Data to use –
----
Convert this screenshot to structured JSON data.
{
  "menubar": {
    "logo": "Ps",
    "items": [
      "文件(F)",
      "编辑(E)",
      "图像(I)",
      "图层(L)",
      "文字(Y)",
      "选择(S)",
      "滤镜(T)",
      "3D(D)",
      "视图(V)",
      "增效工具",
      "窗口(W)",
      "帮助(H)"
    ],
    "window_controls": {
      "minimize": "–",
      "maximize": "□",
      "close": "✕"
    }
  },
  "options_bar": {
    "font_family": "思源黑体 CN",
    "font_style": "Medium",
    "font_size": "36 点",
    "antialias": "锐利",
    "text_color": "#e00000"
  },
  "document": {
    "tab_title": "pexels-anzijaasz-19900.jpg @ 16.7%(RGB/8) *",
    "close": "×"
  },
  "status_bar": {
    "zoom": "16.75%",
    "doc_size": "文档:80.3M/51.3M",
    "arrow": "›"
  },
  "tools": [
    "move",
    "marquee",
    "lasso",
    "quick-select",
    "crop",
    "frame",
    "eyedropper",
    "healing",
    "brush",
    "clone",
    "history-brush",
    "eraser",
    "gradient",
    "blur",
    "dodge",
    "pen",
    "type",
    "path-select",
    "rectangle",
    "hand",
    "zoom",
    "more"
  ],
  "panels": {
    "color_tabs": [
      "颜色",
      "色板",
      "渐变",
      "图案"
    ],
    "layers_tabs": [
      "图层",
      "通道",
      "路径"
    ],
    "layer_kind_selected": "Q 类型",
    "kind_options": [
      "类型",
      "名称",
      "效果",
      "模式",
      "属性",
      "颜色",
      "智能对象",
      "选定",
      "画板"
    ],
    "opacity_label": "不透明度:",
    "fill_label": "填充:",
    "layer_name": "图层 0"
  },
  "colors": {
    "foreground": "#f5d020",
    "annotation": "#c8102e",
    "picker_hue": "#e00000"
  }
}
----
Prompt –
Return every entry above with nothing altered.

Response box –
Convert this screenshot to structured JSON data.
{
  "menubar": {
    "logo": "Ps",
    "items": [
      "文件(F)",
      "编辑(E)",
      "图像(I)",
      "图层(L)",
      "文字(Y)",
      "选择(S)",
      "滤镜(T)",
      "3D(D)",
      "视图(V)",
      "增效工具",
      "窗口(W)",
      "帮助(H)"
    ],
    "window_controls": {
      "minimize": "–",
      "maximize": "□",
      "close": "✕"
    }
  },
  "options_bar": {
    "font_family": "思源黑体 CN",
    "font_style": "Medium",
    "font_size": "36 点",
    "antialias": "锐利",
    "text_color": "#e00000"
  },
  "document": {
    "tab_title": "pexels-anzijaasz-19900.jpg @ 16.7%(RGB/8) *",
    "close": "×"
  },
  "status_bar": {
    "zoom": "16.75%",
    "doc_size": "文档:80.3M/51.3M",
    "arrow": "›"
  },
  "tools": [
    "move",
    "marquee",
    "lasso",
    "quick-select",
    "crop",
    "frame",
    "eyedropper",
    "healing",
    "brush",
    "clone",
    "history-brush",
    "eraser",
    "gradient",
    "blur",
    "dodge",
    "pen",
    "type",
    "path-select",
    "rectangle",
    "hand",
    "zoom",
    "more"
  ],
  "panels": {
    "color_tabs": [
      "颜色",
      "色板",
      "渐变",
      "图案"
    ],
    "layers_tabs": [
      "图层",
      "通道",
      "路径"
    ],
    "layer_kind_selected": "Q 类型",
    "kind_options": [
      "类型",
      "名称",
      "效果",
      "模式",
      "属性",
      "颜色",
      "智能对象",
      "选定",
      "画板"
    ],
    "opacity_label": "不透明度:",
    "fill_label": "填充:",
    "layer_name": "图层 0"
  },
  "colors": {
    "foreground": "#f5d020",
    "annotation": "#c8102e",
    "picker_hue": "#e00000"
  }
}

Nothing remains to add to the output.